These unconscious feelings can inform, and in some cases, improve our ability to make sound decisions, according to the Association for Psychological Science. In a 2016 study in Psychological Science Online, researchers discovered that intuition can even speed up conclusions. “Data suggests that we can use unconscious information in our body or brain to help guide us through life, to enable better decisions, faster decisions and be more confident in the decisions we make,” noted researcher Joel Pearson of the University of New South Wales, in a press release from the association.

Of course, intuition isn’t the only way to solve a problem. Rational decision-making requires defining a problem, researching, brainstorming and, in some cases, testing possible outcomes. People can think making decisions requires using either emotion or logic; however, decisions can be made using both.

LeTea N. Perry, therapist, counselor and motivational speaker with Bridges Wellness Group recommends blending intuition and logical reasoning. “Gut feelings come from the information you get. After you collect the information, you get the gut feeling,” she explains.

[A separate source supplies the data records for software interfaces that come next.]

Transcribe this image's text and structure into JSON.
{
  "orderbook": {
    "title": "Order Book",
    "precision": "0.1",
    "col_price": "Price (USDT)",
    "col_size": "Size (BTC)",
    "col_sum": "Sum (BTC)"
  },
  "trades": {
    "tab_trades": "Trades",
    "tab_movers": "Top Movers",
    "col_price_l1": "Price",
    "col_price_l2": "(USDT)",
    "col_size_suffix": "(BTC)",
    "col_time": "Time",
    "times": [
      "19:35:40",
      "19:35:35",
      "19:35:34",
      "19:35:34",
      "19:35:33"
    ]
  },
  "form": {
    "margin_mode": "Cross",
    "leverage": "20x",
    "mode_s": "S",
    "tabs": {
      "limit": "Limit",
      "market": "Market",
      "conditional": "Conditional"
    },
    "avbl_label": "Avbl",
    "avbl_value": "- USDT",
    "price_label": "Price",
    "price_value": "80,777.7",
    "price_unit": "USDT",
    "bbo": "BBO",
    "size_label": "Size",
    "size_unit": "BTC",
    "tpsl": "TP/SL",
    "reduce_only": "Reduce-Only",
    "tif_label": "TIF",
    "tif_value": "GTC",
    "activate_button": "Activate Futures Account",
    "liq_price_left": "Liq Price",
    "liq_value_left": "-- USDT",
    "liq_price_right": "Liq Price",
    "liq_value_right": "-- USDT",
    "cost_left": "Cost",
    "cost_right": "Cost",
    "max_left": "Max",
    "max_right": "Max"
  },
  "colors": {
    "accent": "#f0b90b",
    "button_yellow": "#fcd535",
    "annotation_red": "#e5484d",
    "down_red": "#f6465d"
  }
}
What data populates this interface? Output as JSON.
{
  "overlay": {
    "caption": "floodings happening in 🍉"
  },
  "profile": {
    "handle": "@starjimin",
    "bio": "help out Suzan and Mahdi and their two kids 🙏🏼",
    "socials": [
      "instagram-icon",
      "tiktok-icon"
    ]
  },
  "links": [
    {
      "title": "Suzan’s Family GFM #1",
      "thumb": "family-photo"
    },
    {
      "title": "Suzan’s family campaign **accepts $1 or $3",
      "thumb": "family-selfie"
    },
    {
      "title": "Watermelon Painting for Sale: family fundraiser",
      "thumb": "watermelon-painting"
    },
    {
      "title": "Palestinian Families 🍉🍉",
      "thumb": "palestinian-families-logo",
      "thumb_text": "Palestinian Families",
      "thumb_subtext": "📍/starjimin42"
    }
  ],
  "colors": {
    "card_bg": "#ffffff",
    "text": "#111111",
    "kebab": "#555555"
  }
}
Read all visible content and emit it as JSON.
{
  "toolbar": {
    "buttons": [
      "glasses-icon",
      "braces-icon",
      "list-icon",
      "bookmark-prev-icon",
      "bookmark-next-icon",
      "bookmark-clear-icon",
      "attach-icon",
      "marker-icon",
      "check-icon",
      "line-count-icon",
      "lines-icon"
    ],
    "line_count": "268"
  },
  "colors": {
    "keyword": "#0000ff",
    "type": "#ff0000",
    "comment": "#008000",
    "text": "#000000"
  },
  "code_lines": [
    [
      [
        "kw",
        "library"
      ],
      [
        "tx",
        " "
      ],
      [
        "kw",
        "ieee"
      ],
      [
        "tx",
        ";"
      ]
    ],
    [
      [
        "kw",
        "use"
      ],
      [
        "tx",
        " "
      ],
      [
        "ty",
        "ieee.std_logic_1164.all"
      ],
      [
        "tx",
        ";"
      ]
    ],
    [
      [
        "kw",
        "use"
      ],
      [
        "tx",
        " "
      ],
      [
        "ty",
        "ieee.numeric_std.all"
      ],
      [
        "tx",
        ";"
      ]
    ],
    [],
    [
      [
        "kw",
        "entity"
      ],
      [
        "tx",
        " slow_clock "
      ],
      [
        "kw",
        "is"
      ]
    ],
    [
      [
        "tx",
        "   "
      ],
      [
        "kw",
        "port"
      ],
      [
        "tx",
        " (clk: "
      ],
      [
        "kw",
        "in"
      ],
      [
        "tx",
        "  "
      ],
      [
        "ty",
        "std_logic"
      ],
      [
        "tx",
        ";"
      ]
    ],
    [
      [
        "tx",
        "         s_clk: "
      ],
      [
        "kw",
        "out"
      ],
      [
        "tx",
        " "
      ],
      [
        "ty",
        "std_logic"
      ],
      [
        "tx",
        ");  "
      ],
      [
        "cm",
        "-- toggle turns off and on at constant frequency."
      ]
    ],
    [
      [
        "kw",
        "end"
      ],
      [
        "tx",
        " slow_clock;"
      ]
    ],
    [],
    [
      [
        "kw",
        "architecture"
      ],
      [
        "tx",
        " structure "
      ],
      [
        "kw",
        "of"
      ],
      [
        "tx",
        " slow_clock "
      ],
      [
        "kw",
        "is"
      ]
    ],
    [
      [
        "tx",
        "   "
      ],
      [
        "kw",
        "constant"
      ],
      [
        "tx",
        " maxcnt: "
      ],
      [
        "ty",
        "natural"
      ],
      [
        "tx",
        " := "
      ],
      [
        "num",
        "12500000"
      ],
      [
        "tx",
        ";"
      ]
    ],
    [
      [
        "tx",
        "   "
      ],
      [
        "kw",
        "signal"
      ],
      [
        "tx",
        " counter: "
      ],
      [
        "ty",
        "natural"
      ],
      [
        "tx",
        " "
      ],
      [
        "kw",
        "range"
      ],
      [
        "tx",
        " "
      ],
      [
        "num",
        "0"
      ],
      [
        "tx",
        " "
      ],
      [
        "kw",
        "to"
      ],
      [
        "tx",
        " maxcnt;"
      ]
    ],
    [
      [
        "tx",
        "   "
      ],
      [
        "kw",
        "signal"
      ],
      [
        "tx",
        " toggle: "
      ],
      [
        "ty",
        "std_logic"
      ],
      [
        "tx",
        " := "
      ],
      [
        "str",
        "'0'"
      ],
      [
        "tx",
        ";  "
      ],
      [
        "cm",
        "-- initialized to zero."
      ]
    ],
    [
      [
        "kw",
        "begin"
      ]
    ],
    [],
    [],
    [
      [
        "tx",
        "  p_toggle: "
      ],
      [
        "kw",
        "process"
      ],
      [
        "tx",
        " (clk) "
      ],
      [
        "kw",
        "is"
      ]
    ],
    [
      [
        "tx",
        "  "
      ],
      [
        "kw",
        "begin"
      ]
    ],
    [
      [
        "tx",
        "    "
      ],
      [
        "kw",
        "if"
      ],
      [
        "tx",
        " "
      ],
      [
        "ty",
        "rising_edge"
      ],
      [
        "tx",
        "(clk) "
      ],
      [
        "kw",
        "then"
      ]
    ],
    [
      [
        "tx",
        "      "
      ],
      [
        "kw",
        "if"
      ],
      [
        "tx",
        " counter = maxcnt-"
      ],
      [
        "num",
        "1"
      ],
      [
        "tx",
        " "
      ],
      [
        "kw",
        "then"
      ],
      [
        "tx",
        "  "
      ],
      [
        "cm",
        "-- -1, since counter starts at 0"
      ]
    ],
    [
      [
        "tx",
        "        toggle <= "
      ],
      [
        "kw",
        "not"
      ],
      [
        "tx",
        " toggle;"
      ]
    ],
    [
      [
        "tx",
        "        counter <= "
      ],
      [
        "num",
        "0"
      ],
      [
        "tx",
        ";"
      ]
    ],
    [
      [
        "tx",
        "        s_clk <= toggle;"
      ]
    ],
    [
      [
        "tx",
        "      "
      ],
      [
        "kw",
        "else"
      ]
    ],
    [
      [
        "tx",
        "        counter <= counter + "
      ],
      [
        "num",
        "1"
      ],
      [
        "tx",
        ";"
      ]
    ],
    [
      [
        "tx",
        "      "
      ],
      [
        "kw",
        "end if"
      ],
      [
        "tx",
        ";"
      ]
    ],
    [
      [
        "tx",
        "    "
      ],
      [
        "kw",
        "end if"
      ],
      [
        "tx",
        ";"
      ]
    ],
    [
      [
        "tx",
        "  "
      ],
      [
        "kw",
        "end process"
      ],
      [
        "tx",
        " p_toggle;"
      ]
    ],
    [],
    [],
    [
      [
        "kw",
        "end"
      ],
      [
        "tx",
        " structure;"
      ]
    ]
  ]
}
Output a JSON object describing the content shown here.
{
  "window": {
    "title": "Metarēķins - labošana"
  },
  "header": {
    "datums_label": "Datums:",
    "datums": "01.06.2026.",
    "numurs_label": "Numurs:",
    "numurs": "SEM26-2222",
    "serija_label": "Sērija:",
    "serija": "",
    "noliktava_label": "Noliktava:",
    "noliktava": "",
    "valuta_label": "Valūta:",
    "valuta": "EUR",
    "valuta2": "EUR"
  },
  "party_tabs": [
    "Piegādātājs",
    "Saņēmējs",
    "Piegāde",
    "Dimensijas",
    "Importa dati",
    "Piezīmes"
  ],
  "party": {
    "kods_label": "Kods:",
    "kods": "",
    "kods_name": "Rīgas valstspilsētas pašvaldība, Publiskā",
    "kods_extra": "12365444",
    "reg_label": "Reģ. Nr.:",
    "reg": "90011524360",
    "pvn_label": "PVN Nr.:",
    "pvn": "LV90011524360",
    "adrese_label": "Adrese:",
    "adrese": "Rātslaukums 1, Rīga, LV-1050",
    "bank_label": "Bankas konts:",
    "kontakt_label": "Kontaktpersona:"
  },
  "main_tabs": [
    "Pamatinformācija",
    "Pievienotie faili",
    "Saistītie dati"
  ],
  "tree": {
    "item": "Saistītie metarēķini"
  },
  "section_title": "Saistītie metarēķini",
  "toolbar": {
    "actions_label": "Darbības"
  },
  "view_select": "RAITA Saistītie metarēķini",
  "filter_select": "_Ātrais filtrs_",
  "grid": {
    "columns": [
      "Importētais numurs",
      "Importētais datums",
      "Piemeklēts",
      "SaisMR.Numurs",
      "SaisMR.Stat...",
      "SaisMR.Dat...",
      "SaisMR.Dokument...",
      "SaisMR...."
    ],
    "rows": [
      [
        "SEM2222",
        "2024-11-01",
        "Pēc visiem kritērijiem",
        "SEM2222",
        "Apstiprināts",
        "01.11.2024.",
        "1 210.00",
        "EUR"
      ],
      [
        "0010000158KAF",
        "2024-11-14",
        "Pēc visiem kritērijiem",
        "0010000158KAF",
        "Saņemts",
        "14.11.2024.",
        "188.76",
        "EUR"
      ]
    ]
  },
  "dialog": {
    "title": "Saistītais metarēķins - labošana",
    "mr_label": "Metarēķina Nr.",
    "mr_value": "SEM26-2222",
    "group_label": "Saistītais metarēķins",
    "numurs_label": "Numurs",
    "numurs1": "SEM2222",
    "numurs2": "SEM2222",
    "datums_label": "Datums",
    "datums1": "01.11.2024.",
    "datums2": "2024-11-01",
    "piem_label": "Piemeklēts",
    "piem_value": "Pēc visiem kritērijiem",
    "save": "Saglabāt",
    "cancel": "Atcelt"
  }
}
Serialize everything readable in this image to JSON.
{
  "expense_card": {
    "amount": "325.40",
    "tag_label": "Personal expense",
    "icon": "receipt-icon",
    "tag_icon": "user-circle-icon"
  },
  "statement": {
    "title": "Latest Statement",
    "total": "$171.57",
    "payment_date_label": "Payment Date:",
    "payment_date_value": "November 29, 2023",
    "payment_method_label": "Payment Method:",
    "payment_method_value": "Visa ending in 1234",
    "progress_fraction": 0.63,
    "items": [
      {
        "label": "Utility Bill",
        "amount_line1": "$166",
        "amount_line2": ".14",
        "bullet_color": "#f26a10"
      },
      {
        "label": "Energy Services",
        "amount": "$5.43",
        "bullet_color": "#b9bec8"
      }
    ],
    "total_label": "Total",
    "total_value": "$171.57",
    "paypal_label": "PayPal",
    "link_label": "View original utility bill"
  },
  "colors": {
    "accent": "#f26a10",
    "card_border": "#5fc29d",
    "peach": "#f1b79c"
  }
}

A few years ago, Perry was unsure about someone she was courting — so uncertain that she began experiencing intense stomachaches. At first, she ignored these signs, but as she gathered more information, she realized that the physical sickness was warning her that this wasn’t the right guy.

Intuition also can lead to wins, as author and educator Yolande Clark-Jackson recalls of a time in the early 2000s. “I had no intention of going back to school at the time, but an adviser approached me about applying to a low-res MFA program. A busy mom taking care of two children in addition to my father who had just fallen ill, I had no idea how I was going to successfully finish the program, but my gut kept telling me to do it. I sure am glad I listened to my inner voice because I completed the program, even while conquering many obstacles along the way.”

But instincts also can lead us astray.

Clark-Jackson describes having a strange feeling in her bones, a common experience that most of us have likely encountered. “I recently had a gut feeling to remain on a specific road instead of following my phone’s navigation system. The app, which is usually pretty accurate, directed me to take a different exit, but my inner self insisted on staying the course. ‘I’ve always taken this route to get here.’ This time, I listened to my inner voice. But I ended up being an entire hour late for a very important appointment,” she says.

How to tap into the link between intuition and self-care.
If trusting our intuition can be beneficial, how then do we maximize using it to make better decisions? And how can we best combine intuition with logical thinking, which also has a key place in decision-making?

“Intuition starts with the self, so trusting your intuition is one of the highest forms of self-care that we as Black women can practice,” notes Tanisha Hill-Jarrett, neuropsychologist and assistant professor at the University of South Florida.

In order to effectively listen to your inner voice, Perry recommends removing the factors that are not making you well. Anxiety, depression and fear often present major roadblocks to intuition. Therefore, promoting wellness through self-care increases our ability to listen. To support this idea, Perry points to practices like meditation, prayer, yoga and deep breathing as those that can be helpful. Being quiet can serve you well. So, too, can using analytics such as quantitative data and research-backed information.

So, you can trust your intuition, but do not solely depend on it. Instead, combine your inner voice with sound details to make decisions.

As for me, the next time I get a hunch, especially in my professional endeavors, I’ll be sure to trust my gut.